## Action item
Look for the string "this" in the listing below, then copy every line that has it.
"""
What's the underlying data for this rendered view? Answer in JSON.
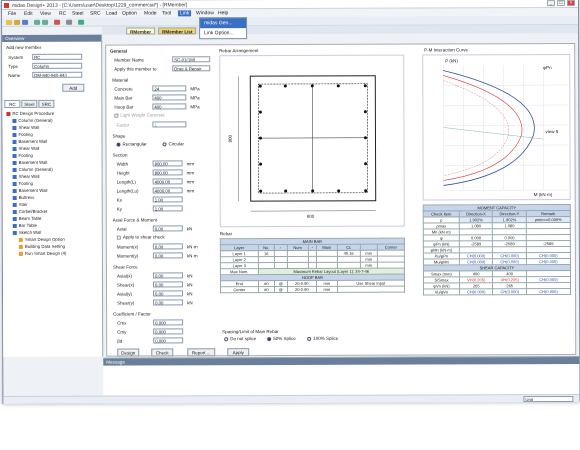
{
  "window": {
    "title": "midas Design+ 2013 - [C:\\Users\\user\\Desktop\\1229_commercial*] - [RMember]",
    "min": "_",
    "max": "□",
    "close": "×"
  },
  "menu": [
    "File",
    "Edit",
    "View",
    "RC",
    "Steel",
    "SRC",
    "Load",
    "Option",
    "Mode",
    "Tool",
    "Link",
    "Window",
    "Help"
  ],
  "link_menu": {
    "items": [
      "midas Gen...",
      "Link Option..."
    ]
  },
  "tabs": [
    "RMember",
    "RMember List"
  ],
  "overview": {
    "title": "Overview",
    "add_member": "Add new member",
    "system_label": "System",
    "system_value": "RC",
    "type_label": "Type",
    "type_value": "Column",
    "name_label": "Name",
    "name_value": "DM-840-940-843",
    "add_button": "Add",
    "tabs": [
      "RC",
      "Steel",
      "SRC"
    ],
    "tree": [
      "RC Design Procedure",
      "Column (General)",
      "Shear Wall",
      "Footing",
      "Basement Wall",
      "Shear Wall",
      "Footing",
      "Basement Wall",
      "Column (General)",
      "Shear Wall",
      "Footing",
      "Basement Wall",
      "Buttress",
      "Stair",
      "Corbel/Bracket",
      "Beam Table",
      "Bar Table",
      "Sketch Wall",
      "Smart Design Option",
      "Building Data Setting",
      "Run Smart Design (4)"
    ]
  },
  "general": {
    "title": "General",
    "member_name_label": "Member Name",
    "member_name": "SC-01(1M)",
    "apply_label": "Apply this member to",
    "apply_value": "Drag & Repair",
    "material_title": "Material",
    "concrete_label": "Concrete",
    "concrete_value": "24",
    "concrete_unit": "MPa",
    "mainbar_label": "Main Bar",
    "mainbar_value": "400",
    "mainbar_unit": "MPa",
    "hoop_label": "Hoop Bar",
    "hoop_value": "400",
    "hoop_unit": "MPa",
    "lw_label": "Light Weight Concrete",
    "factor_label": "Factor",
    "factor_value": "1"
  },
  "shape": {
    "title": "Shape",
    "rect": "Rectangular",
    "circ": "Circular"
  },
  "section": {
    "title": "Section",
    "rows": [
      {
        "label": "Width",
        "value": "800.00",
        "unit": "mm"
      },
      {
        "label": "Height",
        "value": "800.00",
        "unit": "mm"
      },
      {
        "label": "Length(L)",
        "value": "4000.00",
        "unit": "mm"
      },
      {
        "label": "Length(Lu)",
        "value": "4000.00",
        "unit": "mm"
      },
      {
        "label": "Kx",
        "value": "1.00",
        "unit": ""
      },
      {
        "label": "Ky",
        "value": "1.00",
        "unit": ""
      }
    ]
  },
  "axial": {
    "title": "Axial Force & Moment",
    "axial_label": "Axial",
    "axial_value": "0.00",
    "axial_unit": "kN",
    "apply_shear": "Apply to shear check",
    "mx_label": "Moment(x)",
    "mx_value": "0.00",
    "mx_unit": "kN·m",
    "my_label": "Moment(y)",
    "my_value": "0.00",
    "my_unit": "kN·m"
  },
  "shear": {
    "title": "Shear Force",
    "rows": [
      {
        "label": "Axial(x)",
        "value": "0.00",
        "unit": "kN"
      },
      {
        "label": "Shear(x)",
        "value": "0.00",
        "unit": "kN"
      },
      {
        "label": "Axial(y)",
        "value": "0.00",
        "unit": "kN"
      },
      {
        "label": "Shear(y)",
        "value": "0.00",
        "unit": "kN"
      }
    ]
  },
  "coef": {
    "title": "Coefficient / Factor",
    "rows": [
      {
        "label": "Cmx",
        "value": "0.000"
      },
      {
        "label": "Cmy",
        "value": "0.000"
      },
      {
        "label": "βd",
        "value": "0.000"
      }
    ]
  },
  "buttons": {
    "design": "Design",
    "check": "Check",
    "report": "Report ...",
    "apply": "Apply"
  },
  "rebar_arrangement": {
    "title": "Rebar Arrangement",
    "dim_width": "800",
    "dim_height": "800"
  },
  "pm_curve": {
    "title": "P-M Interaction Curve",
    "labels": [
      "P (kN)",
      "φPn",
      "M (kN·m)",
      "view 5"
    ]
  },
  "rebar": {
    "title": "Rebar",
    "main_bar": "MAIN BAR",
    "headers": [
      "Layer",
      "No.",
      "-",
      "Num",
      "-",
      "Main",
      "Cc",
      "",
      "Corner"
    ],
    "rows": [
      [
        "Layer 1",
        "16",
        "",
        "",
        "",
        "",
        "40.16",
        "mm",
        ""
      ],
      [
        "Layer 2",
        "",
        "",
        "",
        "",
        "",
        "",
        "mm",
        ""
      ],
      [
        "Layer 3",
        "",
        "",
        "",
        "",
        "",
        "",
        "mm",
        ""
      ]
    ],
    "max_num": "Max Num.",
    "max_text": "Maximum Rebar Layout (Layer 1): 24-7-46",
    "hoop_bar": "HOOP BAR",
    "hoop_rows": [
      [
        "End",
        "#0",
        "@",
        "20-0.90",
        "mm",
        "Use Shear Input"
      ],
      [
        "Center",
        "#0",
        "@",
        "20-0.90",
        "mm",
        ""
      ]
    ],
    "spacing_title": "Spacing/Limit of Main Rebar",
    "spacing_opts": [
      "Do not splice",
      "50% Splice",
      "100% Splice"
    ]
  },
  "moment_capacity": {
    "title": "MOMENT CAPACITY",
    "headers": [
      "Check Item",
      "Direction-X",
      "Direction-Y",
      "Remark"
    ],
    "rows": [
      [
        "ρ",
        "1.902%",
        "1.902%",
        "ρmin<=0.009%"
      ],
      [
        "ρmax",
        "1.080",
        "1.080",
        ""
      ],
      [
        "Mn (kN·m)",
        "",
        "",
        ""
      ],
      [
        "φ",
        "0.000",
        "0.000",
        ""
      ],
      [
        "φPn (kN)",
        "-2589",
        "-2589",
        "-2589"
      ],
      [
        "φMn (kN·m)",
        "",
        "",
        ""
      ],
      [
        "Pu/φPn",
        "CH(0.000)",
        "CH(0.000)",
        "CH(0.000)"
      ],
      [
        "Mu/φMn",
        "CH(0.000)",
        "CH(0.000)",
        "CH(0.000)"
      ]
    ],
    "shear_title": "SHEAR CAPACITY",
    "shear_rows": [
      [
        "Smax (mm)",
        "400",
        "400",
        ""
      ],
      [
        "S/Smax",
        "VH(0.205)",
        "VH(0.205)",
        "CH(0.000)"
      ],
      [
        "φVn (kN)",
        "265",
        "265",
        ""
      ],
      [
        "Vu/φVn",
        "CH(0.000)",
        "CH(0.000)",
        "CH(0.000)"
      ]
    ]
  },
  "message": {
    "title": "Message"
  },
  "status": {
    "unit": "Unit"
  },
  "colors": {
    "accent": "#3a6fc4",
    "panel_title": "#6b7f9c",
    "table_header": "#c6d4ec"
  }
}
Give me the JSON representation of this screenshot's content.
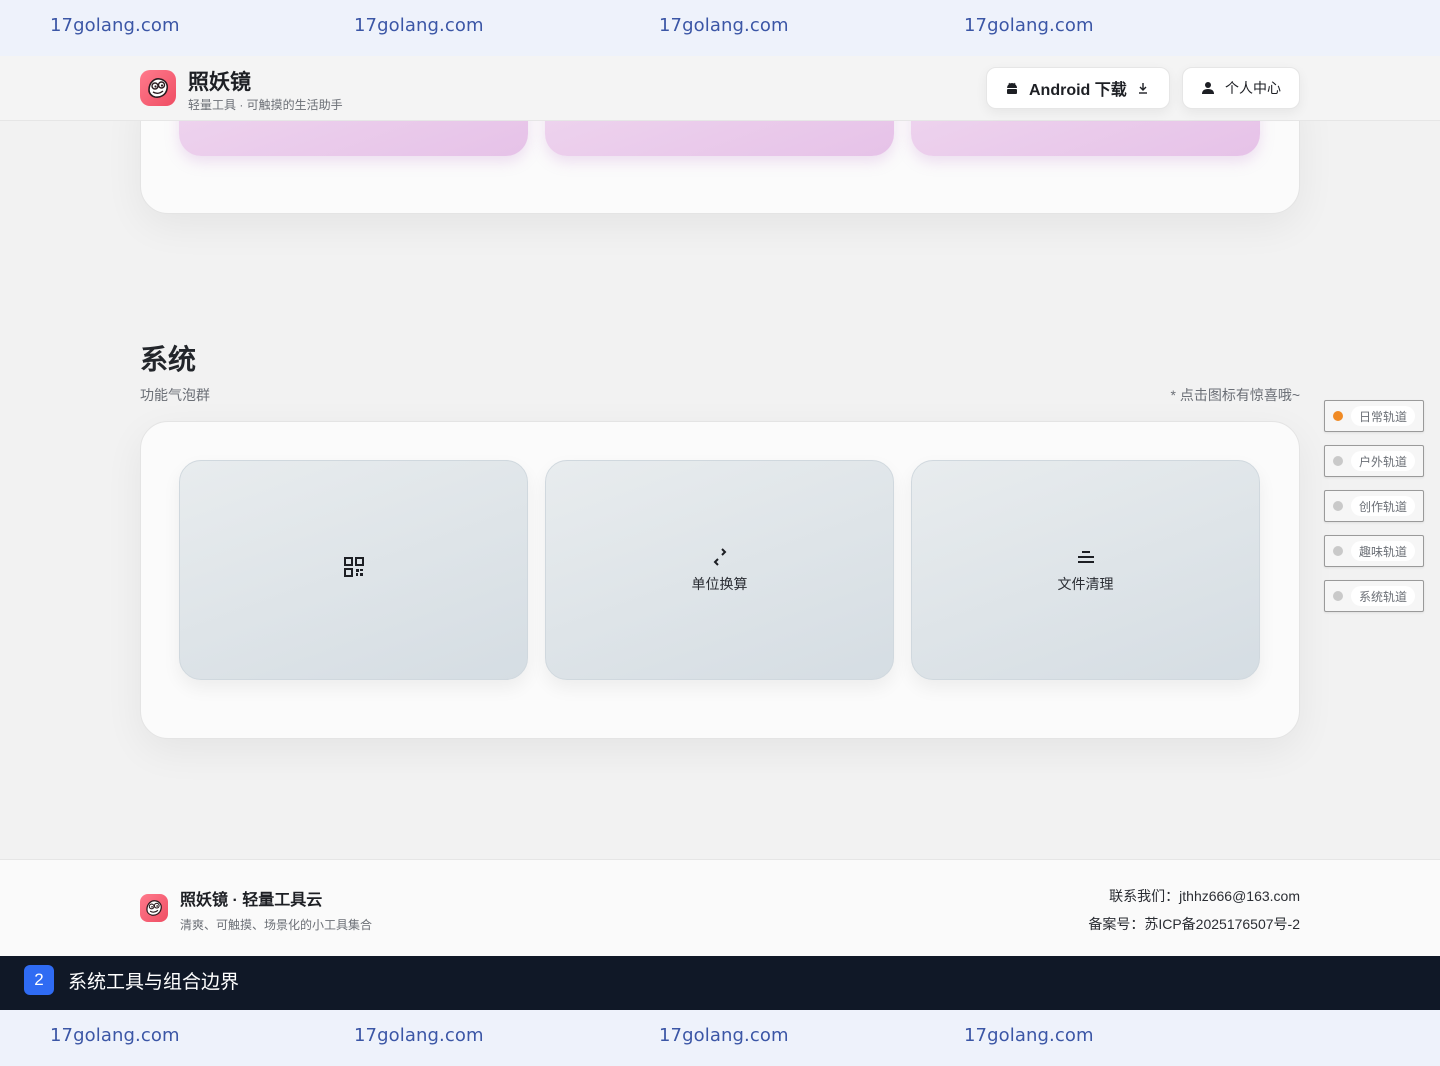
{
  "watermark": {
    "text": "17golang.com"
  },
  "header": {
    "brand_title": "照妖镜",
    "brand_subtitle": "轻量工具 · 可触摸的生活助手",
    "android_button": "Android 下载",
    "user_center_button": "个人中心"
  },
  "section": {
    "title": "系统",
    "subtitle": "功能气泡群",
    "hint": "* 点击图标有惊喜哦~",
    "tools": [
      {
        "icon": "qr-code-icon",
        "label": ""
      },
      {
        "icon": "swap-arrows-icon",
        "label": "单位换算"
      },
      {
        "icon": "clean-lines-icon",
        "label": "文件清理"
      }
    ]
  },
  "side_rail": {
    "active_index": 0,
    "active_color": "#f08a24",
    "items": [
      "日常轨道",
      "户外轨道",
      "创作轨道",
      "趣味轨道",
      "系统轨道"
    ]
  },
  "footer": {
    "title": "照妖镜 · 轻量工具云",
    "subtitle": "清爽、可触摸、场景化的小工具集合",
    "contact": "联系我们：jthhz666@163.com",
    "icp": "备案号：苏ICP备2025176507号-2"
  },
  "caption": {
    "number": "2",
    "text": "系统工具与组合边界"
  }
}
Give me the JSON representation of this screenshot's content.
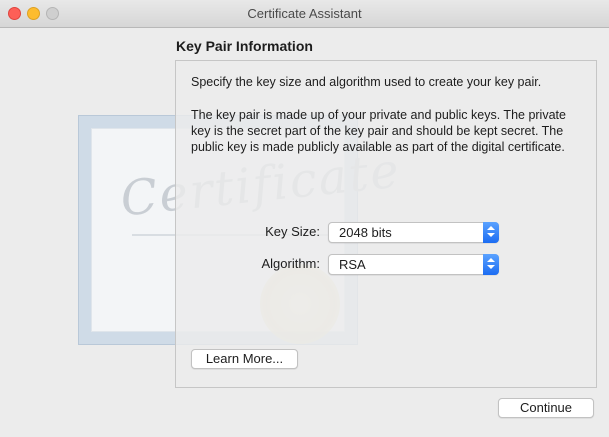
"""
## Problem solution
What's the underlying data for this rendered view? Answer in JSON.
    "apply_label": "Apply this member to",
Give me the JSON representation of this screenshot's content.
Give me the JSON representation of this screenshot's content.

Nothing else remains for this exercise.